> **Task item**: Copy each line of the entries beneath that contains the word "color".

> **Recorded information**:
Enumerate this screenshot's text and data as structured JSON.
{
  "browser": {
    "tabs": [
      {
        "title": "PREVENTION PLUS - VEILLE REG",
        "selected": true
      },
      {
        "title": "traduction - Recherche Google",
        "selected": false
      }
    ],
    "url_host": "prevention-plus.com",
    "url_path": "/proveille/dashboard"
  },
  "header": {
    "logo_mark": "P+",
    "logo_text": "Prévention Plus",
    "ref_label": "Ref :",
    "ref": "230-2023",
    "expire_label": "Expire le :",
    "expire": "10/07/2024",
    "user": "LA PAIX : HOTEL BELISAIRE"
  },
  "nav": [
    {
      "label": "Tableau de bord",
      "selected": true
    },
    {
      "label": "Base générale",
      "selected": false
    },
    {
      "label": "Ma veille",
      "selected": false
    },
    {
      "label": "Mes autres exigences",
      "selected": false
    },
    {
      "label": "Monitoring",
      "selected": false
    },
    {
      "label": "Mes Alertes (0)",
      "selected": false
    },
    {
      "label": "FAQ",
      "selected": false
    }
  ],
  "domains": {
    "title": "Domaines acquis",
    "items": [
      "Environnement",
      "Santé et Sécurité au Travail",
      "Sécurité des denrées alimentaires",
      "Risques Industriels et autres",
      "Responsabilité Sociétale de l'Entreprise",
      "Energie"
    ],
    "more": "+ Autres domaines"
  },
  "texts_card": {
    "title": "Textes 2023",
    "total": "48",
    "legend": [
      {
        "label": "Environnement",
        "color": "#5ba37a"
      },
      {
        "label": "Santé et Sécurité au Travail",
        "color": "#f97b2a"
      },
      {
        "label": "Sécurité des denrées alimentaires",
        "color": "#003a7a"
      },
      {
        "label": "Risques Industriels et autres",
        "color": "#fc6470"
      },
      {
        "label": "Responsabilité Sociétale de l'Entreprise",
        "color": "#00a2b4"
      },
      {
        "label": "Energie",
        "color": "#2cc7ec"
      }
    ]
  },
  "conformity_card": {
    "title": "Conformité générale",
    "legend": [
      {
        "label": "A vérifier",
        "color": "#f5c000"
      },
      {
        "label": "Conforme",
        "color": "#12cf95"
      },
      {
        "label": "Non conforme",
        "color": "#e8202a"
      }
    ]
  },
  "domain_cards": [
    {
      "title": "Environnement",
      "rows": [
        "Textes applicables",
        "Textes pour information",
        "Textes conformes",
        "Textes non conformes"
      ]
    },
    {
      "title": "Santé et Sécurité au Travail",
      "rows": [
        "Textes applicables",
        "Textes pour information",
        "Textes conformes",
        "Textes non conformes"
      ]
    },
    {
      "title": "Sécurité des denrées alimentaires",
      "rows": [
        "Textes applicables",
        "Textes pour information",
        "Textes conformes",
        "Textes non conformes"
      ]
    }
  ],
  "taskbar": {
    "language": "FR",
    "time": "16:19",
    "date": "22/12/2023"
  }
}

> **Exercise solution**:
        "color": "#5ba37a"
        "color": "#f97b2a"
        "color": "#003a7a"
        "color": "#fc6470"
        "color": "#00a2b4"
        "color": "#2cc7ec"
        "color": "#f5c000"
        "color": "#12cf95"
        "color": "#e8202a"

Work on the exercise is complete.